We live in a world governed by the idea that wealth is created by those on the top of the economic ladder and flows downward - this is called supply side economics or, in Reagan's words 'trickle down'. The idea is that people on the top of the economic ladder create jobs, so if they do better, everyone does.

This isn't true. Wealth does not move from the top down, but from the bottom up. Economics aren't a natural force - money is a human creation. So classes based on wealth are also a human creation. No one is born worthy of wealth, even though some are born wealthy. These are the economics of the real world.
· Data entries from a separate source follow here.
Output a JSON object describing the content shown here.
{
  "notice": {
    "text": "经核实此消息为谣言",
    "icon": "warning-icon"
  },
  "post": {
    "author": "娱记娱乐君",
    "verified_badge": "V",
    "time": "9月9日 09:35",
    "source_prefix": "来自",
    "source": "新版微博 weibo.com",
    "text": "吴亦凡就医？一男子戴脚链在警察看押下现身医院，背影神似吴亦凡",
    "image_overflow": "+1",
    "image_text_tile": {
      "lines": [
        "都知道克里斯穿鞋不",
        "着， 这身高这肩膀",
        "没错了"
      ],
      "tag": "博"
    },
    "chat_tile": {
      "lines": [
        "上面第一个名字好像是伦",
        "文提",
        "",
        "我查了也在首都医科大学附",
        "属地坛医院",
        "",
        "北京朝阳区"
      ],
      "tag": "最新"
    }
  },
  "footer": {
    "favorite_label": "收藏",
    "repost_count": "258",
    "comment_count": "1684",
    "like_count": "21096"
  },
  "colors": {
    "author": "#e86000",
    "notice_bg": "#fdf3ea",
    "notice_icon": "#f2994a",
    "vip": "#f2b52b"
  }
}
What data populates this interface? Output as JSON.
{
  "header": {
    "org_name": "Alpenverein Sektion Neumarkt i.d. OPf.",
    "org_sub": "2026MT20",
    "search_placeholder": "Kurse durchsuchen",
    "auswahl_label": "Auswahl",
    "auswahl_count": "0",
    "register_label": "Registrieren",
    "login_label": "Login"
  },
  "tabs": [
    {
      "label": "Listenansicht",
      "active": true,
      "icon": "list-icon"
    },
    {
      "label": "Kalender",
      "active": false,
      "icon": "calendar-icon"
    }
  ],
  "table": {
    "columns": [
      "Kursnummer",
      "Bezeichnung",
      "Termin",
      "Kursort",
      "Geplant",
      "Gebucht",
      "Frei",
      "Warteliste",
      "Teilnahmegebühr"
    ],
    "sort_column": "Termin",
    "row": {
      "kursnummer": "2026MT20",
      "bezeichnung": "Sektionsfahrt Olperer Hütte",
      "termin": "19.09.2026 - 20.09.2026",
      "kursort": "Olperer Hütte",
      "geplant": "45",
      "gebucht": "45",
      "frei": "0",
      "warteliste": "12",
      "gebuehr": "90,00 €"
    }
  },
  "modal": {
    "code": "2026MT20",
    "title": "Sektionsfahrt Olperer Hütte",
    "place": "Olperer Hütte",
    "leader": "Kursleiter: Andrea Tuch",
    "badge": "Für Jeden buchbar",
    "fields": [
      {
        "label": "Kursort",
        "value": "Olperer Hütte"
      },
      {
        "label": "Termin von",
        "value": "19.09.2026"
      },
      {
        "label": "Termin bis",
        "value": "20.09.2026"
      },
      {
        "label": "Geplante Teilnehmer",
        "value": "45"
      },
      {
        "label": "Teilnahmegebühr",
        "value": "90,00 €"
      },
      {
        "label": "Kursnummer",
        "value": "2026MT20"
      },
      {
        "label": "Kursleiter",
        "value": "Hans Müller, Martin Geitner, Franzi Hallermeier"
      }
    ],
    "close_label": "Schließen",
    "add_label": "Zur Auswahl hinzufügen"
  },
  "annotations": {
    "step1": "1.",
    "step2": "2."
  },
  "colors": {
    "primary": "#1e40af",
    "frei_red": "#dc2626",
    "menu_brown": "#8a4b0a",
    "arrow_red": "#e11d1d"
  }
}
Wealth moves from the bottom up. One group produces, the other consumes. Production is passive, economically, consumption is active. If you want money to move, you create policies that get money to the people who need it most. Bill Gates has never looked at his tax return and said, "Hey, honey! We can finally afford that new washing machine!" Having money is no incentive to spend; needing money is. People who need money will spend money for the same reason that people who need food will eat food.

Our current situation is contrary to reality. We're told that the economy is robust, but not everyone is sharing in the rewards. The average hourly worker's wages aren't keeping up with inflation. The wealth is pooling at the top and it's not coming down. If you have a problem with this reality, look at departing Exxon chief Lee Raymond's $400 million retirement package, then take a look in your own wallet after you fill up your tank.

All tax cuts should be weighted to the bottom, since it's impossible to argue that people who need money won't spend it. The right argues, "A rising tide raises all boats". A better analogy is a tree does not grow from the leaves down.

Galbraith's death reduces the voices of sanity and the advocates for reality by one. We can more than make up the difference.



proletariat said...

Nice post.

You said one group 'produces' and one group 'consumes' wealth. It seems to me that is a stretch. One group certainly accumulates wealth, but it seems to me that the production is done by the workers themselves.

Wisco said...

You're right. I should've made a distinction between 'production' and 'means of production'. But, as I said in my opener, I'm a dope.

Thanks for the positive feedback.

Anonymous said...

You are no dope. Your post was fairly complete. You gave the reader historical context and the current economic situation in a concise verbage. Since the coastal populations have been labeled as outside of main American values, it is necessary for the voice of the heartland to be heard. I thank you for your blog. Paul
ps - I will sign up fortwith.